• EXERCISE REQUIREMENTS
Pull from the data below each line where the word "bank" occurs, and copy it.

___ MATERIAL TO PROCESS ___

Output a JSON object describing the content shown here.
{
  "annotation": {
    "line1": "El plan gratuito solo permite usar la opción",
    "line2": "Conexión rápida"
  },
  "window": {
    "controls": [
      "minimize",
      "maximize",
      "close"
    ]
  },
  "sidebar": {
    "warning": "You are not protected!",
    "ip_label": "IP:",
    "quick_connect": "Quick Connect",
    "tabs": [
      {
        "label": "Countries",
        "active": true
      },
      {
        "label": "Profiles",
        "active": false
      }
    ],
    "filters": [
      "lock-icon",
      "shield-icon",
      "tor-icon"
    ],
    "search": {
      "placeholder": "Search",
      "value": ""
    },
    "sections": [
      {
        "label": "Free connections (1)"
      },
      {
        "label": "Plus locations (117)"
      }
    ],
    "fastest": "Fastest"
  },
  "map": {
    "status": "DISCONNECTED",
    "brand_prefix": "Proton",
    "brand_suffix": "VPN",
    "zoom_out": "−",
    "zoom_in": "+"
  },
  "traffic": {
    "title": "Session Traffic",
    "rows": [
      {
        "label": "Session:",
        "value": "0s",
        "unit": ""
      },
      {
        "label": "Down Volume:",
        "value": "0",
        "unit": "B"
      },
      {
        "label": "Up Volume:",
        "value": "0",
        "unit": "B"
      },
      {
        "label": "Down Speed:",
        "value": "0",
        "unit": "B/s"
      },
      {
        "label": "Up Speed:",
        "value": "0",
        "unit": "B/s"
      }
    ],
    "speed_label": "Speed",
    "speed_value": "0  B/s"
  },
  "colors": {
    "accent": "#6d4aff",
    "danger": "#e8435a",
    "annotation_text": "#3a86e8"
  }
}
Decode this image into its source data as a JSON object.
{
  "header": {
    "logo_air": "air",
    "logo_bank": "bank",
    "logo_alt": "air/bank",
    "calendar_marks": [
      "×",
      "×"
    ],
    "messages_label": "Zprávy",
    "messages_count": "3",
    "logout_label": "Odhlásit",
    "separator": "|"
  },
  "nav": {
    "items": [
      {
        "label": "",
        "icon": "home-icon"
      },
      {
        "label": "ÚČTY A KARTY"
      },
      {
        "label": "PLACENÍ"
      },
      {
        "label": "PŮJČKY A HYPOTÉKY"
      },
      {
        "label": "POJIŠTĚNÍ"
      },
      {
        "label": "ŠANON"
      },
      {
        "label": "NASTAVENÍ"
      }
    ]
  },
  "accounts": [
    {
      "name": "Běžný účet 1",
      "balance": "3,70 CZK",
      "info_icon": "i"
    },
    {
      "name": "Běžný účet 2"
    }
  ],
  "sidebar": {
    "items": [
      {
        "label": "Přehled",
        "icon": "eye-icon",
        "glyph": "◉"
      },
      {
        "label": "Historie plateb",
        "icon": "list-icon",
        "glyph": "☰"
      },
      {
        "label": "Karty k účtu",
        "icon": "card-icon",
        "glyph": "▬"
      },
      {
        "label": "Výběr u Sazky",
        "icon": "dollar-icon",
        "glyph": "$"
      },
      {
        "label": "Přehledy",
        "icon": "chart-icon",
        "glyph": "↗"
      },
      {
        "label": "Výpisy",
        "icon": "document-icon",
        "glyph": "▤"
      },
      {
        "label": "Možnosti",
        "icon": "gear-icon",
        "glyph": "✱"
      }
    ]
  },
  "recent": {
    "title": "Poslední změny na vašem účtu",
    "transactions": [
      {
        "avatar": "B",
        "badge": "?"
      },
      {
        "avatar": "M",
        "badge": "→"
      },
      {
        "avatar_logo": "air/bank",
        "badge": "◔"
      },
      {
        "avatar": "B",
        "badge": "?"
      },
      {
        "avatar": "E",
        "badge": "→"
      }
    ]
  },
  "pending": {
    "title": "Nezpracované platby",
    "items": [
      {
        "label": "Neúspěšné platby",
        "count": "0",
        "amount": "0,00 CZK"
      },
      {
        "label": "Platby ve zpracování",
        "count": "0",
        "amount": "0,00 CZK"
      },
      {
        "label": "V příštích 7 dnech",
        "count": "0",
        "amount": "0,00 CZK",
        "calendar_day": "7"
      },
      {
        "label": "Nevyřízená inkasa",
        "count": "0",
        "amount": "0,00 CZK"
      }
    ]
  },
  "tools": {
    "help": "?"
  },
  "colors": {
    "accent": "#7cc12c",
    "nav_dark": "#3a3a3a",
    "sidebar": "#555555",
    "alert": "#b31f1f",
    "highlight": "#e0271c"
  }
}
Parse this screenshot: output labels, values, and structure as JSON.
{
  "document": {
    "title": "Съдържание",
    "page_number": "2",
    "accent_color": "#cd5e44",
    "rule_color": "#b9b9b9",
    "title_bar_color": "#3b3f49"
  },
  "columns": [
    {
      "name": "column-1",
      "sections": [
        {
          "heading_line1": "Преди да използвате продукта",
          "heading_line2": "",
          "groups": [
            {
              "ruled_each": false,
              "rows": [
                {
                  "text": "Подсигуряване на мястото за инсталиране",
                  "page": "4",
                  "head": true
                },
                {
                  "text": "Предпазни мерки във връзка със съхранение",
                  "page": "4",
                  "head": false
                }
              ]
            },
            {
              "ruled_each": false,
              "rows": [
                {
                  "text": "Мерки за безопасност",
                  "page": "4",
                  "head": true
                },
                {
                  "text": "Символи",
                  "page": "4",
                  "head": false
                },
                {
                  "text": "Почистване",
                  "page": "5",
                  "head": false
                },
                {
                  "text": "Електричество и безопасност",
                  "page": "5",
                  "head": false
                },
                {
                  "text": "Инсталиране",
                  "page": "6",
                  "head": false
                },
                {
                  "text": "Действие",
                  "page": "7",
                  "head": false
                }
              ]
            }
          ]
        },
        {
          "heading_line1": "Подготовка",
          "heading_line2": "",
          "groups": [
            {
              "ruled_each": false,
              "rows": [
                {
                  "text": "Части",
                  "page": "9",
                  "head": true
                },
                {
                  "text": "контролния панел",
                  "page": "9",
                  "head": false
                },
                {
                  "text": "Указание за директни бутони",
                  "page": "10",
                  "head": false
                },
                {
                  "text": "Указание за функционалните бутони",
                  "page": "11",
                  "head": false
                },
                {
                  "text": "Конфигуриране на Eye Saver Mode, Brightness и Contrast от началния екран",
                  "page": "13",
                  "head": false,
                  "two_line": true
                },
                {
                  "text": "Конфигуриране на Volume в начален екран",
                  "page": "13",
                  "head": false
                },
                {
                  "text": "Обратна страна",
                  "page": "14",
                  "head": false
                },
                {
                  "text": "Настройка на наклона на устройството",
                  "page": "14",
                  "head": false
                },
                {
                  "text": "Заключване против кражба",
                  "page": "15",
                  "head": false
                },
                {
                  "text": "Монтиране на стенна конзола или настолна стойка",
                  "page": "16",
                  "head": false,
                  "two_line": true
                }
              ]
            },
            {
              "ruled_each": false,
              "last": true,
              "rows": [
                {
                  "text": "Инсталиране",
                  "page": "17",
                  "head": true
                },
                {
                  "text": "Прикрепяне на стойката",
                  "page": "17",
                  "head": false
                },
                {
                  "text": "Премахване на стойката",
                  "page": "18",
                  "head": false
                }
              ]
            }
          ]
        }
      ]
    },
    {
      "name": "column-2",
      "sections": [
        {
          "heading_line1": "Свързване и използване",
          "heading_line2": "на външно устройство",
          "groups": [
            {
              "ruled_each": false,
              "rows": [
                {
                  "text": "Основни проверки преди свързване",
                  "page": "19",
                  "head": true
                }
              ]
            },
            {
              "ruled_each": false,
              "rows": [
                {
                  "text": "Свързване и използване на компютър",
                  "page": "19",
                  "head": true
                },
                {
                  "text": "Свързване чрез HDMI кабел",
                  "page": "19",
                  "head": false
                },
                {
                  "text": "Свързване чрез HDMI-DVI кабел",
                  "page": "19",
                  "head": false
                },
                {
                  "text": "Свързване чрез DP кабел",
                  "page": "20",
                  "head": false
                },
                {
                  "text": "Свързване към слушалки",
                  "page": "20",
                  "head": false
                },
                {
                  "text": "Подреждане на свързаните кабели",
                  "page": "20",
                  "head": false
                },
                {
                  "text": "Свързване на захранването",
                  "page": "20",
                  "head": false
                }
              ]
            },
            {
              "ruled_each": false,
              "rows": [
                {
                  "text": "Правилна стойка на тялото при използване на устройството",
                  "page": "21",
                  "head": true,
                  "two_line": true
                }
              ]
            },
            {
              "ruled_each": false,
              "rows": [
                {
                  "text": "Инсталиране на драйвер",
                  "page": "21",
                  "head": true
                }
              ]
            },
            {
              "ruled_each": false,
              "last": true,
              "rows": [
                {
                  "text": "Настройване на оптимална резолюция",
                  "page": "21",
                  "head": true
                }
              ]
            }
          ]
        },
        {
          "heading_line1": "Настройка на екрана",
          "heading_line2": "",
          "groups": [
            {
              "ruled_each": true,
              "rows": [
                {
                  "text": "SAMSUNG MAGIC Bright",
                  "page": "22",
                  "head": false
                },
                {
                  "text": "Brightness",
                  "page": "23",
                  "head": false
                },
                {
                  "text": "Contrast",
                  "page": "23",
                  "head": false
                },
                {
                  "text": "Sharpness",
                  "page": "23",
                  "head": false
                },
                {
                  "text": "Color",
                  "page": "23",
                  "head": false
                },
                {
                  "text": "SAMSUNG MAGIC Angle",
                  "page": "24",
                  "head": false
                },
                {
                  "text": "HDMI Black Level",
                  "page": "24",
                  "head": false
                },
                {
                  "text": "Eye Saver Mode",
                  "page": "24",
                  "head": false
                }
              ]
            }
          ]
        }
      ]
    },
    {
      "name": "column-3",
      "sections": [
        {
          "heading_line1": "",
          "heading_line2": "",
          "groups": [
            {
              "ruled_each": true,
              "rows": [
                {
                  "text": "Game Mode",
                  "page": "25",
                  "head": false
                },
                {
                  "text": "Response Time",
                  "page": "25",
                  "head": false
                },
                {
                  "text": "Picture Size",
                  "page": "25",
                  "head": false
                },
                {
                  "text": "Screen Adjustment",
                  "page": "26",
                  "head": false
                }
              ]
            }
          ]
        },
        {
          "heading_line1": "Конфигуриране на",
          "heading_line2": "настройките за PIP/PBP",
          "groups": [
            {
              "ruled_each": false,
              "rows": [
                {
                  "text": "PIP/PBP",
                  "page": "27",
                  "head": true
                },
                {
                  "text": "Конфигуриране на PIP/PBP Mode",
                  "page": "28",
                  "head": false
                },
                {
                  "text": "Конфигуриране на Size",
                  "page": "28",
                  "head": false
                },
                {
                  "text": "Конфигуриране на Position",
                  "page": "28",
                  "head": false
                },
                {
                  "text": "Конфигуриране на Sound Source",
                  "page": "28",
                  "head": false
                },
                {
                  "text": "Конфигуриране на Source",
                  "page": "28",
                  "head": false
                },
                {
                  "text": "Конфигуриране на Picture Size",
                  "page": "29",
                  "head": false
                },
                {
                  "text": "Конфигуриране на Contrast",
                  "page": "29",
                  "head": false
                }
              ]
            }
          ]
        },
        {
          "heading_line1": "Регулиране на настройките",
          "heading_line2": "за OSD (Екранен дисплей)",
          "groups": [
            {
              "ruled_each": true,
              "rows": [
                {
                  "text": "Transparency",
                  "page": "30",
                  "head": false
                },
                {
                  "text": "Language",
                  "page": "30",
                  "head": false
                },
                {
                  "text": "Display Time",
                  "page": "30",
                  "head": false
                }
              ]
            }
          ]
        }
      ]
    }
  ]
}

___

• COMPLETED EXERCISE
    "logo_bank": "bank",
    "logo_alt": "air/bank",
        "avatar_logo": "air/bank",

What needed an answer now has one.